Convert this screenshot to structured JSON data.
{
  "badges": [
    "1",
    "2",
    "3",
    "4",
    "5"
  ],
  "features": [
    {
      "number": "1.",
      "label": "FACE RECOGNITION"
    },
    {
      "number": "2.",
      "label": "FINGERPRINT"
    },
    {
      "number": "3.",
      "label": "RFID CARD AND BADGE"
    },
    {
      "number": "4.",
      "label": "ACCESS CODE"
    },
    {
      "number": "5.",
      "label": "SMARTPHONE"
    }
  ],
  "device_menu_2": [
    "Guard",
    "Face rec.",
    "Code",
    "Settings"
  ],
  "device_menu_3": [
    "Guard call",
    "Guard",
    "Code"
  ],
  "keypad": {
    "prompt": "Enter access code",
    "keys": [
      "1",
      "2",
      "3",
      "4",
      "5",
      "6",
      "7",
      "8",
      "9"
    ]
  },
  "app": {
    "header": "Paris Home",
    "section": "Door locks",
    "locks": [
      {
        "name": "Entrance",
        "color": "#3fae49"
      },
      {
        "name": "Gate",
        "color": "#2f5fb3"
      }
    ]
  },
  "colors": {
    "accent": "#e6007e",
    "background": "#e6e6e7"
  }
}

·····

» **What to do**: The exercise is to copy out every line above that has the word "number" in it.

» **Solution for this problem**:
      "number": "1.",
      "number": "2.",
      "number": "3.",
      "number": "4.",
      "number": "5.",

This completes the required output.